This is one of those moments of existential choice in which one wonders whether the world is a very different place than one believed just days ago. I still believe that this is a liquidity event driven by a global redemption call on hedge funds. The result will be a lot of cheap securities that will fall into the hands of pension funds, life insurers, and individuals, that is, a redistribution of wealth away from hedge funds to middle-income households.
Of course, I could be wrong. The market could be telling us that the American political system is broken, that Democrats and Republicans never can achieve a consensus, and that a political catastrophe is only a matter of time. As I wrote in Asia Times Online last week, neither the traditional constituency of the Republicans–the upwardly-mobile middle class–nor the traditional constituency of the Democrats–the public-sector unions and the entitlement-receiving poor–can win in the current environment. That could spell a political disaster. And the market could be discounting the dysfunctionality of the American political system.

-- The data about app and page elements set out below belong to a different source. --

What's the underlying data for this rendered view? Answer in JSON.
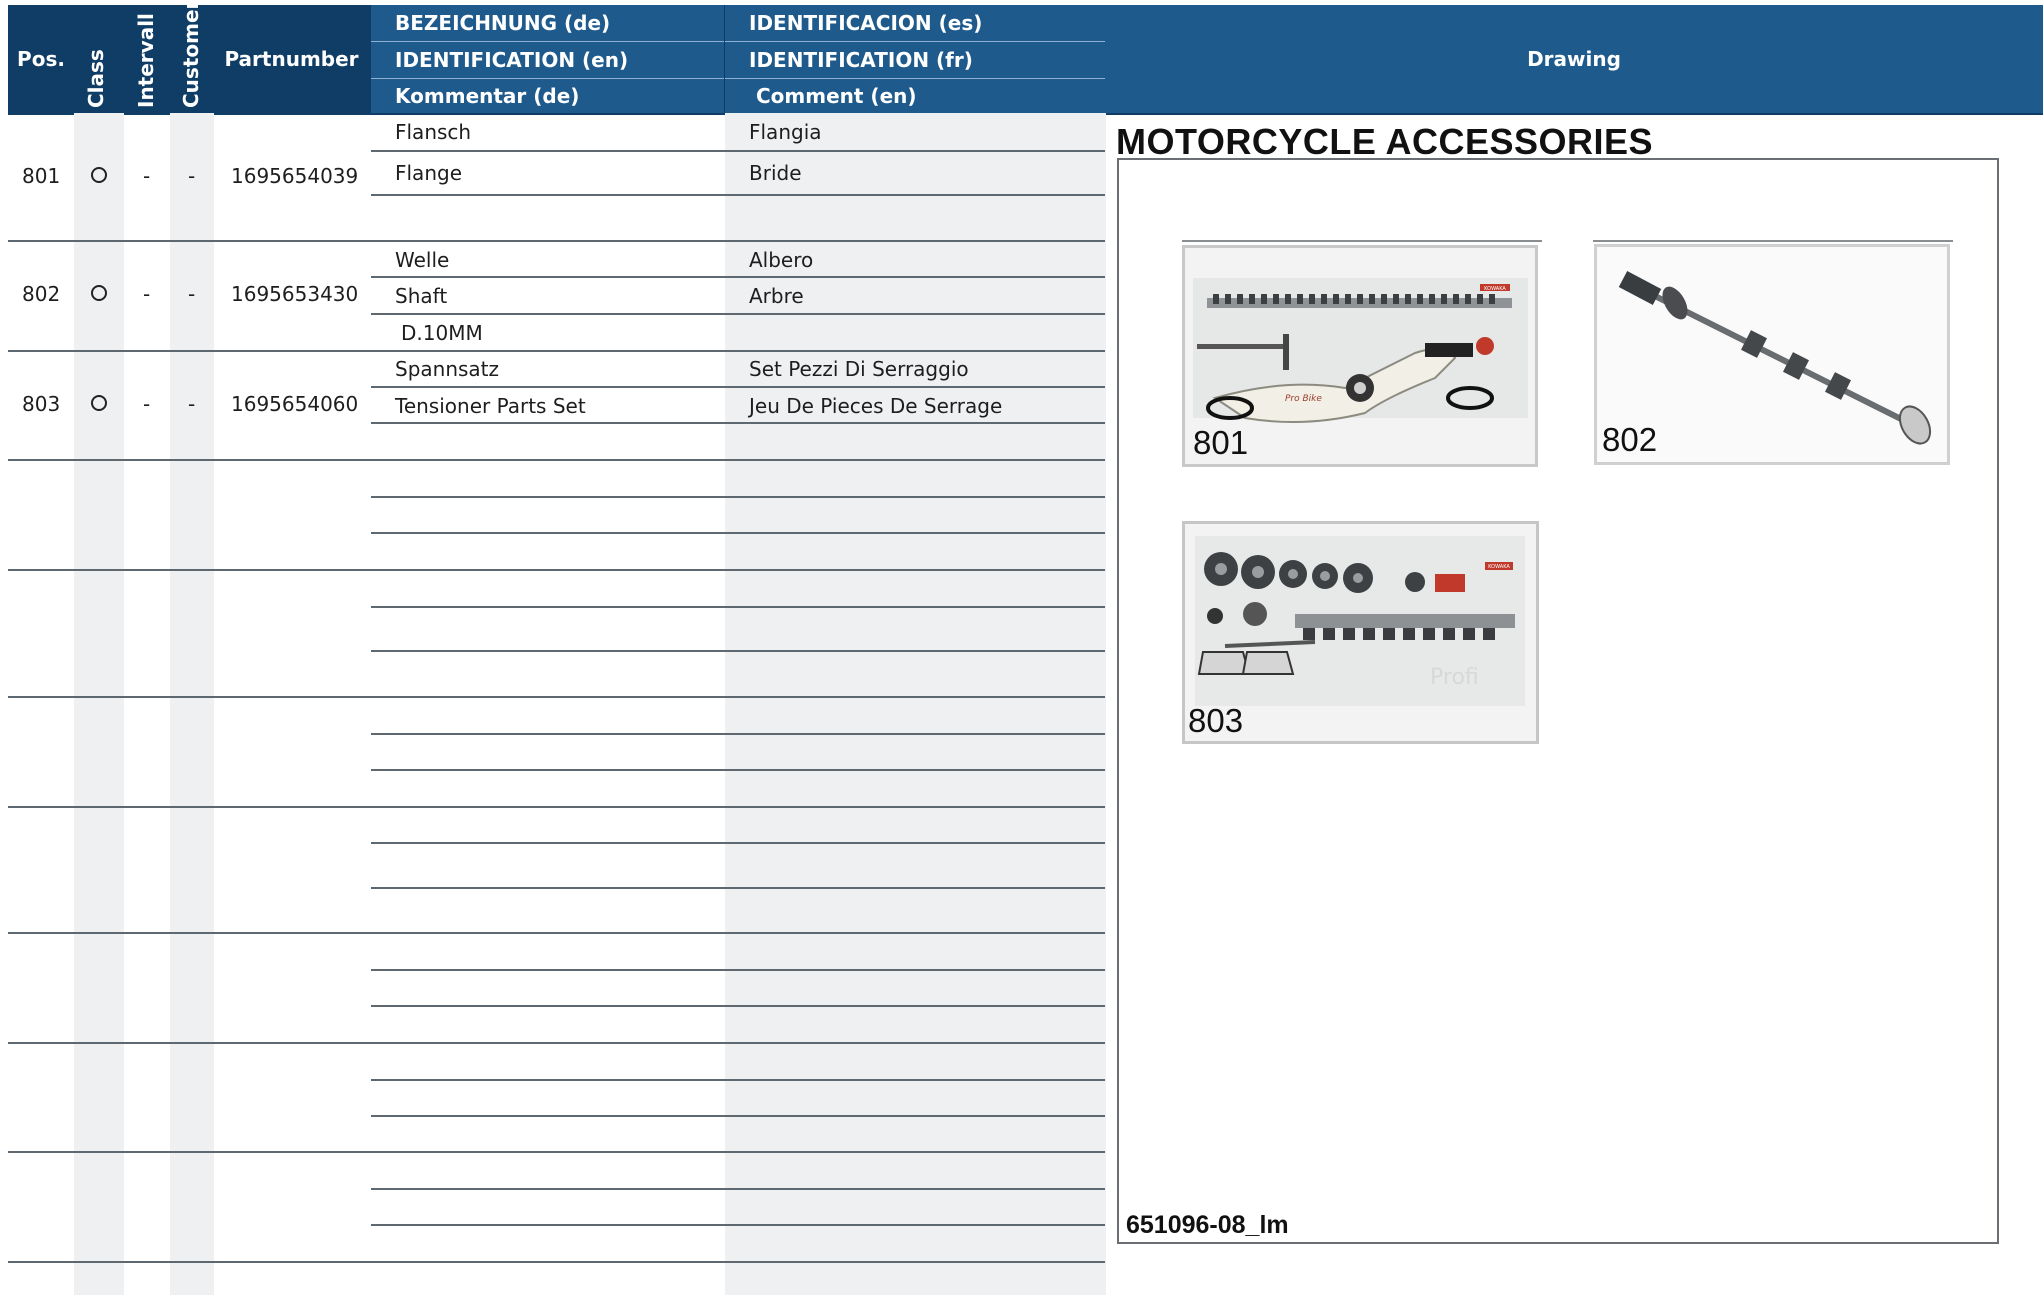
{
  "header": {
    "pos": "Pos.",
    "class": "Class",
    "intervall": "Intervall",
    "customer": "Customer",
    "partnumber": "Partnumber",
    "bez_de": "BEZEICHNUNG (de)",
    "ident_en": "IDENTIFICATION (en)",
    "komm_de": "Kommentar (de)",
    "ident_es": "IDENTIFICACION (es)",
    "ident_fr": "IDENTIFICATION (fr)",
    "comm_en": "Comment (en)",
    "drawing": "Drawing"
  },
  "rows": [
    {
      "pos": "801",
      "interval": "-",
      "customer": "-",
      "partnumber": "1695654039",
      "name_de": "Flansch",
      "name_en": "Flange",
      "comment_de": "",
      "name_es": "Flangia",
      "name_fr": "Bride",
      "comment_en": ""
    },
    {
      "pos": "802",
      "interval": "-",
      "customer": "-",
      "partnumber": "1695653430",
      "name_de": "Welle",
      "name_en": "Shaft",
      "comment_de": "D.10MM",
      "name_es": "Albero",
      "name_fr": "Arbre",
      "comment_en": ""
    },
    {
      "pos": "803",
      "interval": "-",
      "customer": "-",
      "partnumber": "1695654060",
      "name_de": "Spannsatz",
      "name_en": "Tensioner Parts Set",
      "comment_de": "",
      "name_es": "Set Pezzi Di Serraggio",
      "name_fr": "Jeu De Pieces De Serrage",
      "comment_en": ""
    }
  ],
  "drawing": {
    "title": "MOTORCYCLE ACCESSORIES",
    "labels": [
      "801",
      "802",
      "803"
    ],
    "code": "651096-08_lm",
    "photo_logo_text": "KOWAKA",
    "photo_bike_text": "Pro Bike",
    "photo_profi_text": "Profi"
  },
  "colors": {
    "header_dark": "#0f3d66",
    "header": "#1f5a8c",
    "shade": "#eef0f1",
    "line": "#5d6870"
  }
}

I do not think that this is happening. I continue to believe that this is a popping of the last bubble in the system, namely the hedge funds.

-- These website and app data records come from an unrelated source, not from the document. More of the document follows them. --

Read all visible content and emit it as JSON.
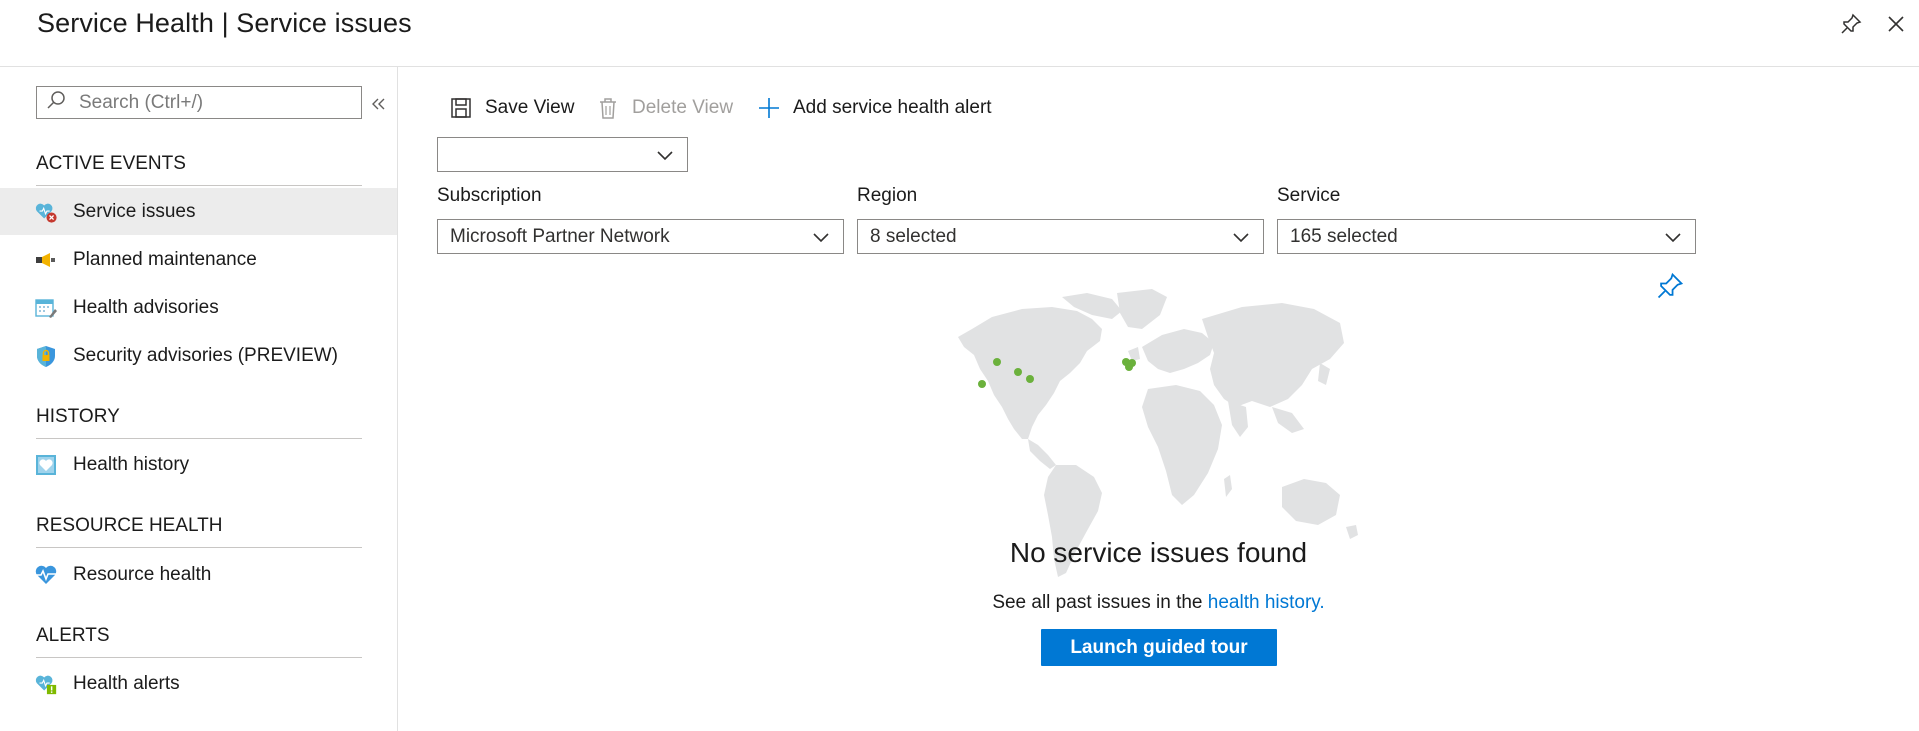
{
  "header": {
    "title": "Service Health | Service issues",
    "pin_icon": "pin-icon",
    "close_icon": "close-icon"
  },
  "sidebar": {
    "search_placeholder": "Search (Ctrl+/)",
    "collapse_icon": "double-chevron-left-icon",
    "sections": {
      "active_events": {
        "header": "ACTIVE EVENTS",
        "items": [
          {
            "label": "Service issues",
            "icon": "heart-error-icon",
            "selected": true
          },
          {
            "label": "Planned maintenance",
            "icon": "megaphone-icon"
          },
          {
            "label": "Health advisories",
            "icon": "calendar-edit-icon"
          },
          {
            "label": "Security advisories (PREVIEW)",
            "icon": "shield-lock-icon"
          }
        ]
      },
      "history": {
        "header": "HISTORY",
        "items": [
          {
            "label": "Health history",
            "icon": "heart-history-icon"
          }
        ]
      },
      "resource_health": {
        "header": "RESOURCE HEALTH",
        "items": [
          {
            "label": "Resource health",
            "icon": "heartbeat-icon"
          }
        ]
      },
      "alerts": {
        "header": "ALERTS",
        "items": [
          {
            "label": "Health alerts",
            "icon": "heart-alert-icon"
          }
        ]
      }
    }
  },
  "toolbar": {
    "save_view": "Save View",
    "delete_view": "Delete View",
    "add_alert": "Add service health alert"
  },
  "filters": {
    "view_select": "",
    "subscription": {
      "label": "Subscription",
      "value": "Microsoft Partner Network"
    },
    "region": {
      "label": "Region",
      "value": "8 selected"
    },
    "service": {
      "label": "Service",
      "value": "165 selected"
    }
  },
  "empty_state": {
    "title": "No service issues found",
    "subtitle_prefix": "See all past issues in the ",
    "subtitle_link": "health history.",
    "button": "Launch guided tour"
  },
  "colors": {
    "accent": "#0078d4",
    "region_dot": "#6bb13c",
    "map_land": "#e1e2e3",
    "selected_bg": "#ececec"
  }
}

Nonetheless, it’s scary out there.
With Bank of America trading at an intraday low of $6.32, not only the common but also the preferred of America’s biggest bank has collapsed:

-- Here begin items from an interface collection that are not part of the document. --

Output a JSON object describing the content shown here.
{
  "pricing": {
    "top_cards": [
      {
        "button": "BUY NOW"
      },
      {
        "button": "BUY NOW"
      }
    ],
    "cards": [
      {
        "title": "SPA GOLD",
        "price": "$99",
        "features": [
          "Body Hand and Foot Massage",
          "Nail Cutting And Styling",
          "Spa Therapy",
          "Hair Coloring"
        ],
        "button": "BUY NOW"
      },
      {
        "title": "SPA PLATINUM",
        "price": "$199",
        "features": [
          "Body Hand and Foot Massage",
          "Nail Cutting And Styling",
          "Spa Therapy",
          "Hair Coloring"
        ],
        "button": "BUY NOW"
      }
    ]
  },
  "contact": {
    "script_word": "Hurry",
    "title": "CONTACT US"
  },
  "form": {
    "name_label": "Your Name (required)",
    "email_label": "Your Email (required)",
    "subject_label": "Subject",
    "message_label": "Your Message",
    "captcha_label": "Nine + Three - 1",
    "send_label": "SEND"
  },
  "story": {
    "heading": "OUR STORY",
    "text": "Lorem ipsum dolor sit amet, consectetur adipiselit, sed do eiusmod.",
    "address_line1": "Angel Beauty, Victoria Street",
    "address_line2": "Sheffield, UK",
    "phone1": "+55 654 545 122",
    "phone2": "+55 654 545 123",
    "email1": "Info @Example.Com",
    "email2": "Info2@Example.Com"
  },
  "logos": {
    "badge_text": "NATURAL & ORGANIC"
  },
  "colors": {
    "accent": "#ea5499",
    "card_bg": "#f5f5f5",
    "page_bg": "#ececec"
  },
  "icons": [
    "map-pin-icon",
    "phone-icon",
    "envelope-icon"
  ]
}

As I pointed out in March 2009 at the height of the bank crisis, turning off the bank preferred securities would have cataclysmic consequences for the financial system:
A number of commentators (including this blog) have pointed to the exposure of insurers to bank capital paper: historically the insurance industry is the largest investor in commercial bank Tier I capital securities, preferred shares, and so forth, such that a nationalization of the banking system and a repeat of the Fannie Mae/Freddie Mac conservatorship would have fatal consequences for the insurers. They already are beset by huge problems in their commercial mortgage portfolios.
If the Bank of America preferred go the way of Fannie and Freddie preferred, we are in a full-tilt crisis. I do not think this will happen: the banks have already had massive losses wrung out of them and have reduced risk on their books across the board. They cannot make money in this environment but it would be hard for them to lose even a fraction of the losses they sustained in 2009.
Investors appear to selling what they can, not necessarily what they want to. Why should electric utilities like Con Ed and Duke Power track the market down? These are the most boring bond-like equities in the universe.
CNBC right now is warning of reports that major head funds are taking massive losses, quoting the reports I cited earlier that the $1.25 trillion in equity hedge funds was massively bulled up in May. Now the hedge funds are all trying to exit through the same keyhole.
Stocks are stupid cheap by any valuation criteria. I’m not selling. I hope I’m right.